* _Instructions for the task_
Read the data below line by line and copy each one with "text" in it.

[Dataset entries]
★ ★ ★ ★ ★

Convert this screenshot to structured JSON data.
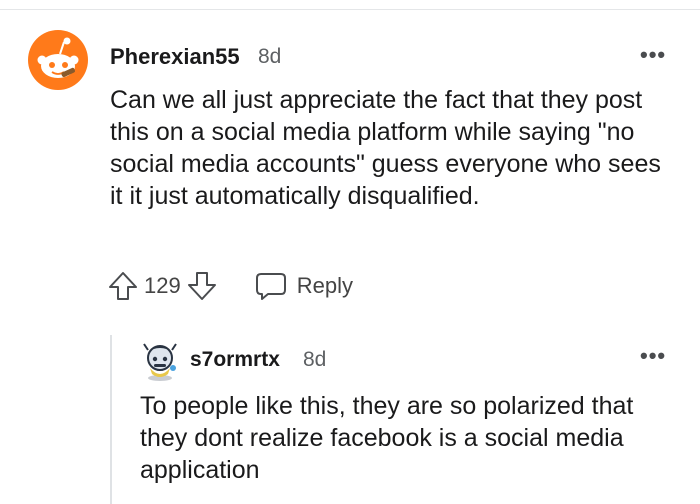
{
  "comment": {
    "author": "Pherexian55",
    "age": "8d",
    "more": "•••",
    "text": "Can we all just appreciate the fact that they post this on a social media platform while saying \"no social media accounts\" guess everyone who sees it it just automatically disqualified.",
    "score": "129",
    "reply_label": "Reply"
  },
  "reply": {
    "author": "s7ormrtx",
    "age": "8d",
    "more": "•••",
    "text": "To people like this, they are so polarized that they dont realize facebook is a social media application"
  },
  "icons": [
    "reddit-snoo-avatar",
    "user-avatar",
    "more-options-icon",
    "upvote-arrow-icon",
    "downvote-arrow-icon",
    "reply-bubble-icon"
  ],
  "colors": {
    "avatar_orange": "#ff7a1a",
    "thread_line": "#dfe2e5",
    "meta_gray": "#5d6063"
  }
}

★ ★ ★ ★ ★

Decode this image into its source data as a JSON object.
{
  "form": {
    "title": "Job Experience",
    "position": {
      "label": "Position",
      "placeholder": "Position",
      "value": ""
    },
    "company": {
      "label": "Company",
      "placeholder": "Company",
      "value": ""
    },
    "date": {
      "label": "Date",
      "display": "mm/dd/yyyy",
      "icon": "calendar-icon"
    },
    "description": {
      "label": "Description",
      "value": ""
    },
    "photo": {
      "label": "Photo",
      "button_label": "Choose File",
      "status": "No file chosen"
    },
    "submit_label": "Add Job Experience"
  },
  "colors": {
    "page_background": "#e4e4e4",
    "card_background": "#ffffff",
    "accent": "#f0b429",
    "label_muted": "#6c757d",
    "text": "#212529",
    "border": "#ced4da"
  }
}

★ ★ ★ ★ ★

* _Result of the task_
    "text": "Can we all just appreciate the fact that they post this on a social media platform while saying \"no social media accounts\" guess everyone who sees it it just automatically disqualified.",
    "text": "To people like this, they are so polarized that they dont realize facebook is a social media application"
    "text": "#212529",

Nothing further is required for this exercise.